▶ [THE PROBLEM]
Take each line of the listing that has the string "footer" and report it.

┌──

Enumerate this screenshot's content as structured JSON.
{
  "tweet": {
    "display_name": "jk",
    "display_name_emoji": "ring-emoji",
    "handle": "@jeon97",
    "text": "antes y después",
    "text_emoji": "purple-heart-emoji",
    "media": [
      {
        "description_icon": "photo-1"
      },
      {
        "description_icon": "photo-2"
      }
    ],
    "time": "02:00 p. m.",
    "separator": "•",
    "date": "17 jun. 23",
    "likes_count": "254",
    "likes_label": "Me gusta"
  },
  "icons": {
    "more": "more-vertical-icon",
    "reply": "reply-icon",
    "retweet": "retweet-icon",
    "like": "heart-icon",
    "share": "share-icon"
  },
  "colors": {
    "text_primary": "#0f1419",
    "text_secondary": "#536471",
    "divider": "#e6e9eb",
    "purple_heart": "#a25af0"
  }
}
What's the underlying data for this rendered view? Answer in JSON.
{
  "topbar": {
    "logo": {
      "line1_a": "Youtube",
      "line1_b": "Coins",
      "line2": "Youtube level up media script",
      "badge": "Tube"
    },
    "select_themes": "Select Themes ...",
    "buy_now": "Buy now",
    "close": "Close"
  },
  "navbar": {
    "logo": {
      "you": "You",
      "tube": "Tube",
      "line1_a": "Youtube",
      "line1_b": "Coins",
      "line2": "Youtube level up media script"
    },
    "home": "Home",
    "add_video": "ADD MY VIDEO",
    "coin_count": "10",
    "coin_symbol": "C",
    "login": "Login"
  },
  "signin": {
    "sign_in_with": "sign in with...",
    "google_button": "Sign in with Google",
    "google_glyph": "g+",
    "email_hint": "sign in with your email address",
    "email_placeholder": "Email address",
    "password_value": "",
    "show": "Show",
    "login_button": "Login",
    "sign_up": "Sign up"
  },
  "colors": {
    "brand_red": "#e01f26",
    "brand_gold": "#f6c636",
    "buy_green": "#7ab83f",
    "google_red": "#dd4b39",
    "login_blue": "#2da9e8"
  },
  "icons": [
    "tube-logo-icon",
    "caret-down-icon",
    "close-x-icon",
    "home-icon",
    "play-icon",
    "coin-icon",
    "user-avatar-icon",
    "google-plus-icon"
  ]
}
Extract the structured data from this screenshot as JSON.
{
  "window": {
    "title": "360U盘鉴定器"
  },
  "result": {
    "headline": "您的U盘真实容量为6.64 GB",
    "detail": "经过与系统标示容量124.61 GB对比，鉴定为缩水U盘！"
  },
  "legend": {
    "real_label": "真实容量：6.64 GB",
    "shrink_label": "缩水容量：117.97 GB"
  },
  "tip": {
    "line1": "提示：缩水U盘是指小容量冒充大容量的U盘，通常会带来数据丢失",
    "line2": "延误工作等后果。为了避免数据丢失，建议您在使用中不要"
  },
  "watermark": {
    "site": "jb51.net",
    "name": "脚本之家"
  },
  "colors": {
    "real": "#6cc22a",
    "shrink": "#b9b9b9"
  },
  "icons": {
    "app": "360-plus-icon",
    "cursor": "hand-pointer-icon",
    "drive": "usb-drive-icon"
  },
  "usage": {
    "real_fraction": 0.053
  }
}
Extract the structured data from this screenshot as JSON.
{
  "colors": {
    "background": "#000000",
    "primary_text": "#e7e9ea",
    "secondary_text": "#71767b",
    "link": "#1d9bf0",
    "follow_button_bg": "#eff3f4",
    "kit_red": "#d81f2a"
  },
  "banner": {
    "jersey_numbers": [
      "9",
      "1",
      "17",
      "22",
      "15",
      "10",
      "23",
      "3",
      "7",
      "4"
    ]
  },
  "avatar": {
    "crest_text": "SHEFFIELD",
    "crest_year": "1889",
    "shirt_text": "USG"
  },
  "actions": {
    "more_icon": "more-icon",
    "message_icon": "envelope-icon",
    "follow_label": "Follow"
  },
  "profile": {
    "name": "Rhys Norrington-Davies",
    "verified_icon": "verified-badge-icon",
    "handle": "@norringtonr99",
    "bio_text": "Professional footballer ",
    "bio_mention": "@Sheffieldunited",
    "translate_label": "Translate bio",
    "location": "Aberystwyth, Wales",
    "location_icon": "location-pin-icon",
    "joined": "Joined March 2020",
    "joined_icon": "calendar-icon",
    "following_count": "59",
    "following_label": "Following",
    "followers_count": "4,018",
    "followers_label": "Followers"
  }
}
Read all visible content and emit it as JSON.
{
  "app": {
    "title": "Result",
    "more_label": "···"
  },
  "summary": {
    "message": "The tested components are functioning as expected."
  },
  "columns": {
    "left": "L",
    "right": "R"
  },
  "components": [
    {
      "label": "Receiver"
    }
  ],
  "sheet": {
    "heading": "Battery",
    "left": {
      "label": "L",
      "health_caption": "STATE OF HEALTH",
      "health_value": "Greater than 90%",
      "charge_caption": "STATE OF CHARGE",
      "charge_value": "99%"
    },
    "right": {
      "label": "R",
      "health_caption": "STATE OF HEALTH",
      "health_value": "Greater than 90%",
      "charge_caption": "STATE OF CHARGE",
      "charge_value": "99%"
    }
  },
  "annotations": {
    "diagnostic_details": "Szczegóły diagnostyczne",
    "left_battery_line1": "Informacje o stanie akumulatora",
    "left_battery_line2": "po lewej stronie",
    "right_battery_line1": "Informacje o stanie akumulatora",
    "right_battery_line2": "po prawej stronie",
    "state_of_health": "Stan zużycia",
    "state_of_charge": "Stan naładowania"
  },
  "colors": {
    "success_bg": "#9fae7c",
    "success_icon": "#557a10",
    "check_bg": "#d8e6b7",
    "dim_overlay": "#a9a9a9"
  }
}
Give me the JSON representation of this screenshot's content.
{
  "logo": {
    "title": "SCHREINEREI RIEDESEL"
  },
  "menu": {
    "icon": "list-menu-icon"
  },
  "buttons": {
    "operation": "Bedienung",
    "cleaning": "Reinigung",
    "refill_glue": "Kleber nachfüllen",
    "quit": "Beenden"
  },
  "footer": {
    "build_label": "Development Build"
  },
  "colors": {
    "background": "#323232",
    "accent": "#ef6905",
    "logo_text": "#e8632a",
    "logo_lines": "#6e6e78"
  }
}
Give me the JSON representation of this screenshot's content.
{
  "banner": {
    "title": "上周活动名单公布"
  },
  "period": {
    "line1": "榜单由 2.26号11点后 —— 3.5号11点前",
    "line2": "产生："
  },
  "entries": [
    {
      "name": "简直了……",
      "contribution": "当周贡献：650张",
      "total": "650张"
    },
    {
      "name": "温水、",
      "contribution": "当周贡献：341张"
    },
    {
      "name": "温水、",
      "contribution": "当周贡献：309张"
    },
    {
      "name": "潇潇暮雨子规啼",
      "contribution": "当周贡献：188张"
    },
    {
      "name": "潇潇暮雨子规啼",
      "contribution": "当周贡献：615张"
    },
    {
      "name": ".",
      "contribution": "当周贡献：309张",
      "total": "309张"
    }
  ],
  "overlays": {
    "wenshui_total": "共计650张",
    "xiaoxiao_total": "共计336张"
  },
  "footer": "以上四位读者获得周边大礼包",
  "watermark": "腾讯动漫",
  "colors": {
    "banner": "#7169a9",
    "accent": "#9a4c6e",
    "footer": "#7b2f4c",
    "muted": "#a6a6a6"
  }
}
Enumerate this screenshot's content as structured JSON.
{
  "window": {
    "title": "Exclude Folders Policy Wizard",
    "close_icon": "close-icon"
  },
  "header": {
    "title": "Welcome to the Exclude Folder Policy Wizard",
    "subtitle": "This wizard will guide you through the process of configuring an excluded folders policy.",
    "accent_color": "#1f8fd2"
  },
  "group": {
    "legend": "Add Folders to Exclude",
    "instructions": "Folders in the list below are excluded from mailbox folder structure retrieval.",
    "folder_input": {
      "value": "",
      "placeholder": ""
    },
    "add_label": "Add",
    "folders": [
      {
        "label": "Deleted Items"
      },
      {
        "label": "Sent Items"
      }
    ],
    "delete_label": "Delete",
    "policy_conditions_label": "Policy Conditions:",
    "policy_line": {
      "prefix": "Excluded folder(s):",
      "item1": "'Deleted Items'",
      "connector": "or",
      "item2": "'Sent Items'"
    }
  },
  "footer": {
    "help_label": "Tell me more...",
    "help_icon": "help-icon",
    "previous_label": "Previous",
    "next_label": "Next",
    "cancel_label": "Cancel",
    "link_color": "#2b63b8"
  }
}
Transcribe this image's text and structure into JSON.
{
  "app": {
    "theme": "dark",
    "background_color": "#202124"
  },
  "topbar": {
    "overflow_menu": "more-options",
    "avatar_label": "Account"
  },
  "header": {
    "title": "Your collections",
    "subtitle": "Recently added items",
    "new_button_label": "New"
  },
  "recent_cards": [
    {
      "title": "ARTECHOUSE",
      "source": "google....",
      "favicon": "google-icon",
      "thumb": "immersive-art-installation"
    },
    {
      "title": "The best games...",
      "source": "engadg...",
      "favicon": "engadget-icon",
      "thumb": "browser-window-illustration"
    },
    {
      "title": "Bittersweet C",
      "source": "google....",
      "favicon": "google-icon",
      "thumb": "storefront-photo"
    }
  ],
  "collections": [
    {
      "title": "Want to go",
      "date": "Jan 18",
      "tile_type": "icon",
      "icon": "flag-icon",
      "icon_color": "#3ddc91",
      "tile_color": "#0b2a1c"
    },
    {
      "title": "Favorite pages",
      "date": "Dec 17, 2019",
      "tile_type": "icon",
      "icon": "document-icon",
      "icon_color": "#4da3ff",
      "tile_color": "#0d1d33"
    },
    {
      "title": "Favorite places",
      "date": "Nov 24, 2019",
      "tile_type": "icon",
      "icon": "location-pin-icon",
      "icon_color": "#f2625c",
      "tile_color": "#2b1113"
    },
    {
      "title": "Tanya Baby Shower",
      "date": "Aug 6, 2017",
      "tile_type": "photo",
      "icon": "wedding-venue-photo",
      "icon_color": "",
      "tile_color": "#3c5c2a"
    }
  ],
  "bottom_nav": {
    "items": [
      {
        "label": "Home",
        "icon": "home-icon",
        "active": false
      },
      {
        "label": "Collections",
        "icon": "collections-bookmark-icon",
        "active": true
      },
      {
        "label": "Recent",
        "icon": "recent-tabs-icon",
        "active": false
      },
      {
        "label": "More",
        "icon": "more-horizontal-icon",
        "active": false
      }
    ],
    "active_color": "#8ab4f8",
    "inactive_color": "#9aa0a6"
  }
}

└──

▶ [EXPECTED OUTPUT]
  "footer": {
  "footer": "以上四位读者获得周边大礼包",
    "footer": "#7b2f4c",
  "footer": {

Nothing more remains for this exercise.